#### SUPPLIED RECORDS:
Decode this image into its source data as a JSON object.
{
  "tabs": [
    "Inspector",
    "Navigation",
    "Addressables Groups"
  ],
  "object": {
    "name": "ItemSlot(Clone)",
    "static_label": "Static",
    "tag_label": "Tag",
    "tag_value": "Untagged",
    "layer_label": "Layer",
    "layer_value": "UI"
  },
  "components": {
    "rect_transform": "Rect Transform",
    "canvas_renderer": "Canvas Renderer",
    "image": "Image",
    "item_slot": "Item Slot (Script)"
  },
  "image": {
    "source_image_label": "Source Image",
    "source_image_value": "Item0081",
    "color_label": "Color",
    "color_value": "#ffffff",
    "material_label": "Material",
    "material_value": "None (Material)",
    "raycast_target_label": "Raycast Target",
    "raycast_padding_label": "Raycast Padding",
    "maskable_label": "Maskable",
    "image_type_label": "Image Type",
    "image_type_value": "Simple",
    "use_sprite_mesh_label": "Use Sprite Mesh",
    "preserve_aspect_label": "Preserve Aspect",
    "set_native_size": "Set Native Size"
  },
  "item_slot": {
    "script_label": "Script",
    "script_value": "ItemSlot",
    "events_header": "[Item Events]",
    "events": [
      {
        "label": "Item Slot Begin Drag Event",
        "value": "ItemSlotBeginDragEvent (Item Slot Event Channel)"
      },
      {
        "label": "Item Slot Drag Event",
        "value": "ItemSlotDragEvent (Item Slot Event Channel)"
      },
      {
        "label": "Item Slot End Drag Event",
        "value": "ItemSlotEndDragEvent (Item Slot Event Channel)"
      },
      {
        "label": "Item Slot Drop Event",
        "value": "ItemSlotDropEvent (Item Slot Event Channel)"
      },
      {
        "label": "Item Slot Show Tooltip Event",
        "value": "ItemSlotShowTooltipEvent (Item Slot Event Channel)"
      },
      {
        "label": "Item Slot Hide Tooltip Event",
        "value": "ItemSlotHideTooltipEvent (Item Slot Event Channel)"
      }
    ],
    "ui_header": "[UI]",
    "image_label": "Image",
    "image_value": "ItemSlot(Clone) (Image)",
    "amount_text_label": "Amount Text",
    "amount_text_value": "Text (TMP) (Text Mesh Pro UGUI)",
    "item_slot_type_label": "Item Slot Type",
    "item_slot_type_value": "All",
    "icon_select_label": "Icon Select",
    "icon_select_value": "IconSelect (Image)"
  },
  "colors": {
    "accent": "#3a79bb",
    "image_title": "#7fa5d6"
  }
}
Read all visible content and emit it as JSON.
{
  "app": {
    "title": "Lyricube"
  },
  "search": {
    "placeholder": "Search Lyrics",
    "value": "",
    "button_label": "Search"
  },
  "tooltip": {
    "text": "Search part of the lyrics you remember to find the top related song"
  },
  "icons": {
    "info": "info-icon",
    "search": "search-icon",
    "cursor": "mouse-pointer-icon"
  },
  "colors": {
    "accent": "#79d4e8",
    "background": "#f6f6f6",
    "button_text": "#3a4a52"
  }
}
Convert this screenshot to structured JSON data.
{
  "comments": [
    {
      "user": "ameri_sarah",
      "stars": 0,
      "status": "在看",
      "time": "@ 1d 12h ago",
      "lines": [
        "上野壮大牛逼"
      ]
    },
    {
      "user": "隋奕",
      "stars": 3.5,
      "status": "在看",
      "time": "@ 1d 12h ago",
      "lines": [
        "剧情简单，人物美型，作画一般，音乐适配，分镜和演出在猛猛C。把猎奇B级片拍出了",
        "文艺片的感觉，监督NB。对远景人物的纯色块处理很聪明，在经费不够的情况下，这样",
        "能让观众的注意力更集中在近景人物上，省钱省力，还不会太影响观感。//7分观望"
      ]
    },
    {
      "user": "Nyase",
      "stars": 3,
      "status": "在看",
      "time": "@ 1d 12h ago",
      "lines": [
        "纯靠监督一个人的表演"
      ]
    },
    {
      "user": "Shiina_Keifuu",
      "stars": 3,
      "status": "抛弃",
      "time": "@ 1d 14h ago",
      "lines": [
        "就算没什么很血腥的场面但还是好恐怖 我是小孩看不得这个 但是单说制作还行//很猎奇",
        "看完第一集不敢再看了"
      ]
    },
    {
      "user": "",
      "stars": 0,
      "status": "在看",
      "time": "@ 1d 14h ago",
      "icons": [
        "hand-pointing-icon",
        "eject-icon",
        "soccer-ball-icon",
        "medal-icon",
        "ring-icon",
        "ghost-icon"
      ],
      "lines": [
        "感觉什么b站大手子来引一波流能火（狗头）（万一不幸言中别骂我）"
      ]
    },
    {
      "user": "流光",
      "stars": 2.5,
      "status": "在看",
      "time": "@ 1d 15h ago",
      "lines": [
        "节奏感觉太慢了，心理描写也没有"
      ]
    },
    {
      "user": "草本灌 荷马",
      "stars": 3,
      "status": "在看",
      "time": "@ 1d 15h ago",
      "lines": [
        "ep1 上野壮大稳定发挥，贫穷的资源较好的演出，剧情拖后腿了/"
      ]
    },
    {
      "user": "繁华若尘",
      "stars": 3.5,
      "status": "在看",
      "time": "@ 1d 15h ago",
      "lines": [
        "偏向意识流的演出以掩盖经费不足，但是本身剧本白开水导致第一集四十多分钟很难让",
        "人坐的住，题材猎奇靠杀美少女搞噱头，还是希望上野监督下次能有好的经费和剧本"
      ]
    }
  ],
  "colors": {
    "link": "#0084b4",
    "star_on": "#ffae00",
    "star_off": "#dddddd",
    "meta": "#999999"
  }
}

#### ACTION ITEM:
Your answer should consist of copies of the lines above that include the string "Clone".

#### ANSWER TO THE PROBLEM:
    "name": "ItemSlot(Clone)",
    "image_value": "ItemSlot(Clone) (Image)",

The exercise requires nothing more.